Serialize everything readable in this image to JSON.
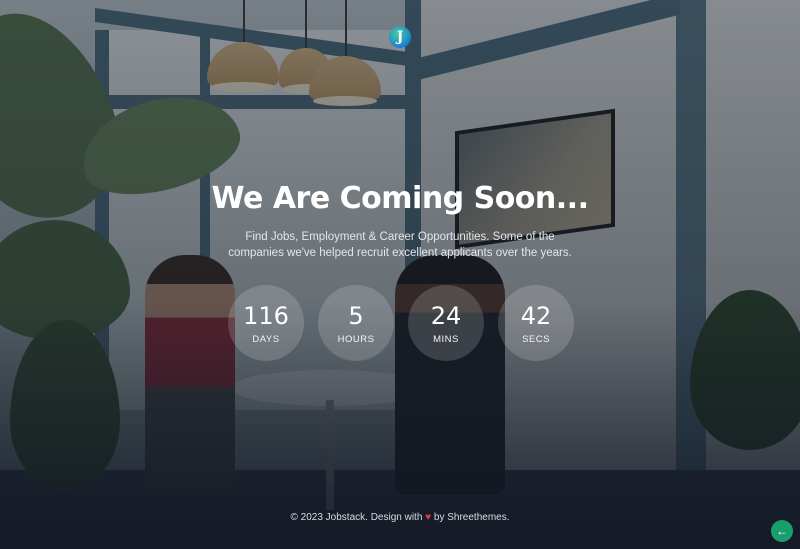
{
  "brand": {
    "logo_letter": "J"
  },
  "hero": {
    "title": "We Are Coming Soon...",
    "subtitle": "Find Jobs, Employment & Career Opportunities. Some of the companies we've helped recruit excellent applicants over the years."
  },
  "countdown": [
    {
      "value": "116",
      "label": "DAYS"
    },
    {
      "value": "5",
      "label": "HOURS"
    },
    {
      "value": "24",
      "label": "MINS"
    },
    {
      "value": "42",
      "label": "SECS"
    }
  ],
  "footer": {
    "prefix": "© 2023 Jobstack. Design with",
    "heart_icon": "♥",
    "suffix": "by Shreethemes."
  },
  "back_to_top": {
    "icon": "←",
    "icon_name": "arrow-left-icon"
  },
  "colors": {
    "accent": "#1a9f6c",
    "heart": "#e03b4b"
  }
}
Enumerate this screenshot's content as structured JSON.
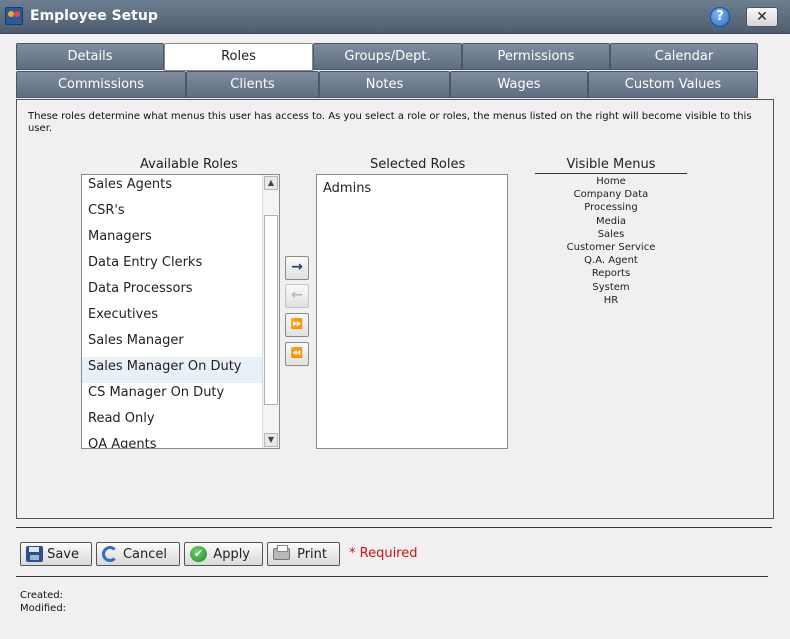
{
  "window": {
    "title": "Employee Setup",
    "help_icon": "?",
    "close_icon": "✕"
  },
  "tabs": {
    "row1": [
      "Details",
      "Roles",
      "Groups/Dept.",
      "Permissions",
      "Calendar"
    ],
    "row2": [
      "Commissions",
      "Clients",
      "Notes",
      "Wages",
      "Custom Values"
    ],
    "active": "Roles"
  },
  "roles_panel": {
    "description": "These roles determine what menus this user has access to. As you select a role or roles, the menus listed on the right will become visible to this user.",
    "available_label": "Available Roles",
    "selected_label": "Selected Roles",
    "visible_menus_label": "Visible Menus",
    "available_roles": [
      "Sales Agents",
      "CSR's",
      "Managers",
      "Data Entry Clerks",
      "Data Processors",
      "Executives",
      "Sales Manager",
      "Sales Manager On Duty",
      "CS Manager On Duty",
      "Read Only",
      "QA Agents"
    ],
    "hovered_role": "Sales Manager On Duty",
    "selected_roles": [
      "Admins"
    ],
    "visible_menus": [
      "Home",
      "Company Data",
      "Processing",
      "Media",
      "Sales",
      "Customer Service",
      "Q.A. Agent",
      "Reports",
      "System",
      "HR"
    ],
    "move_buttons": {
      "add": "→",
      "remove": "←",
      "add_all": "⏩",
      "remove_all": "⏪"
    },
    "scroll_up_icon": "▲",
    "scroll_down_icon": "▼"
  },
  "actions": {
    "save": "Save",
    "cancel": "Cancel",
    "apply": "Apply",
    "apply_icon": "✔",
    "print": "Print",
    "required_note": "* Required"
  },
  "footer": {
    "created_label": "Created:",
    "modified_label": "Modified:"
  },
  "colors": {
    "titlebar": "#5a6a7e",
    "tab_inactive": "#6f7d90",
    "required_text": "#d01010"
  }
}
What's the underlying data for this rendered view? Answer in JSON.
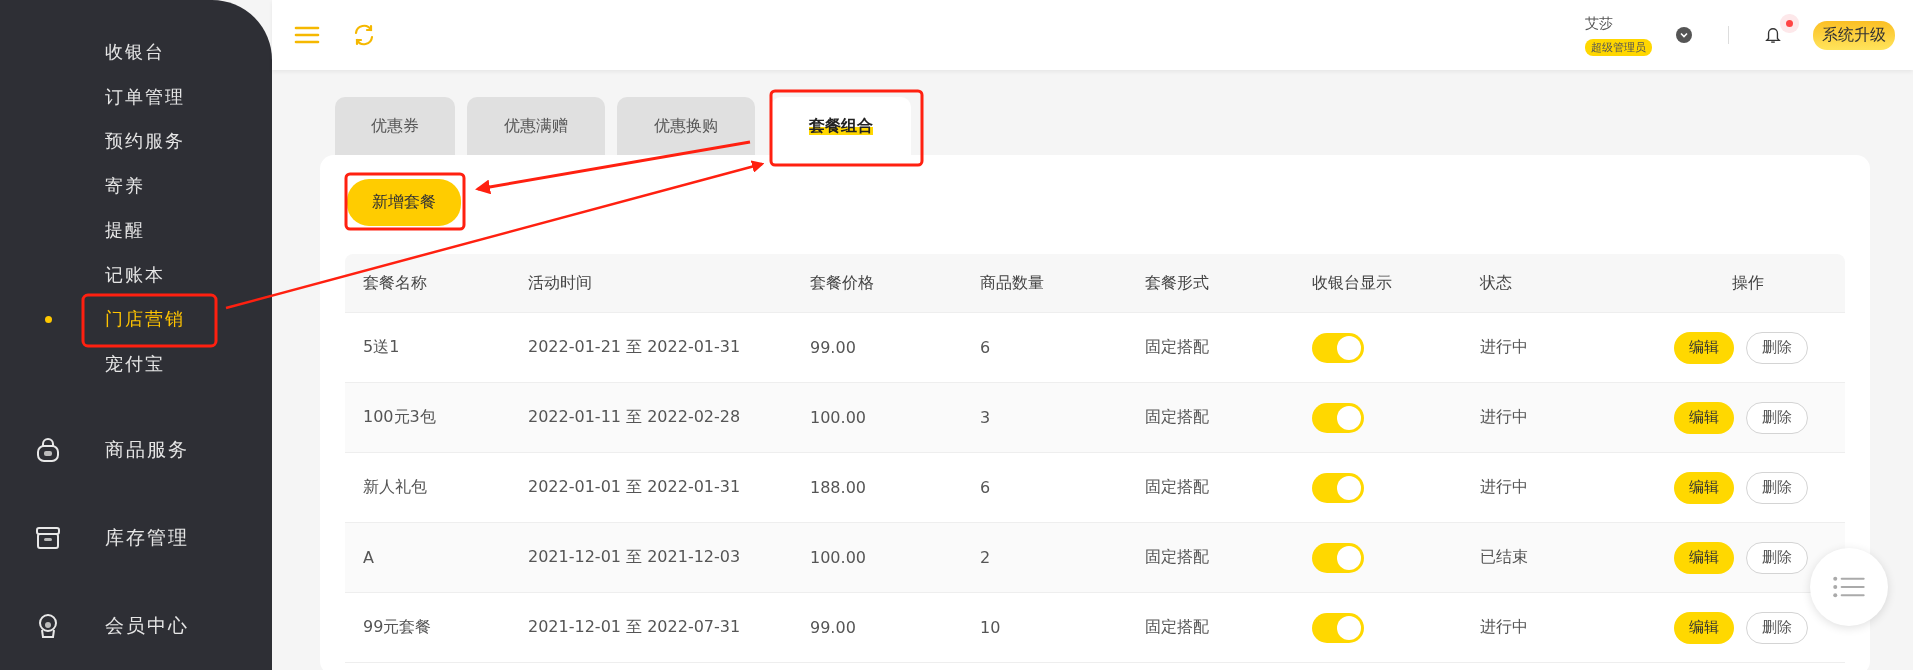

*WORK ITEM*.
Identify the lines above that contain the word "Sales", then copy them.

*ANSWER SPACE*.
      "Sales Agents",
      "Sales Manager",
      "Sales Manager On Duty",
    "hovered_role": "Sales Manager On Duty",
      "Sales",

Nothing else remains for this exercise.